Entries supplied Start Marker
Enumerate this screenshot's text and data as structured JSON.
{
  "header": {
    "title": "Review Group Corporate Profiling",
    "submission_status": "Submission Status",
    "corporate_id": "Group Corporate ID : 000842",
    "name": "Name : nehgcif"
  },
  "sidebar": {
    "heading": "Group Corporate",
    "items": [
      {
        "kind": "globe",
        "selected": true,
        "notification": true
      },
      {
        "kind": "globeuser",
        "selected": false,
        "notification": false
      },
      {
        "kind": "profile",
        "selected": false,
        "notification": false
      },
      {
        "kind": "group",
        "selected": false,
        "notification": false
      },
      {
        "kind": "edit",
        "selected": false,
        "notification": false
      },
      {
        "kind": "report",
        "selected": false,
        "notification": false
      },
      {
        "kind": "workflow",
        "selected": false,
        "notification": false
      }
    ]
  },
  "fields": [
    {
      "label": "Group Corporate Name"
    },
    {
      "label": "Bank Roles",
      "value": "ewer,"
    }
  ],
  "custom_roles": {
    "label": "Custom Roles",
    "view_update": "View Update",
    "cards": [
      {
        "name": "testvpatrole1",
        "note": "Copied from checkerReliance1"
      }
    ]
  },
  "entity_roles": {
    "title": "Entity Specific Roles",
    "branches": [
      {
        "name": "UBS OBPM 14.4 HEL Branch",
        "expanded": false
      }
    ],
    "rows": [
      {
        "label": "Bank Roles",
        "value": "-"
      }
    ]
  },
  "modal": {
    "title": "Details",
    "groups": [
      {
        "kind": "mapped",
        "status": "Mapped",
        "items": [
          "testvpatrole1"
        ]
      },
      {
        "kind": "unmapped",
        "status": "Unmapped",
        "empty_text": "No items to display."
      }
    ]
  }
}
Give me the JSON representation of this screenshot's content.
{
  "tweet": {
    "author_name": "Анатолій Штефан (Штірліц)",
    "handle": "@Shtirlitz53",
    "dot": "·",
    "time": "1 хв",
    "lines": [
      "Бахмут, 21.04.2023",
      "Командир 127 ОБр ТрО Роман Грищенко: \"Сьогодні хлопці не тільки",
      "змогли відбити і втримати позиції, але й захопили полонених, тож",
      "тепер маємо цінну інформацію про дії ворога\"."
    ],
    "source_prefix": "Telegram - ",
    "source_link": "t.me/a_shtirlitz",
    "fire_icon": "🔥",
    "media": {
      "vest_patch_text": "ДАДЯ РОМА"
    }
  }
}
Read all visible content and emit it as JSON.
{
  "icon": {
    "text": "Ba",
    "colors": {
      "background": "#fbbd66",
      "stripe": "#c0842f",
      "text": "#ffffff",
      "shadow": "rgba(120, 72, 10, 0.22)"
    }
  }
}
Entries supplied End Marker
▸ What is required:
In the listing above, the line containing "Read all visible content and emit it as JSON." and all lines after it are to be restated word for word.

▸ Task solution:
Read all visible content and emit it as JSON.
{
  "icon": {
    "text": "Ba",
    "colors": {
      "background": "#fbbd66",
      "stripe": "#c0842f",
      "text": "#ffffff",
      "shadow": "rgba(120, 72, 10, 0.22)"
    }
  }
}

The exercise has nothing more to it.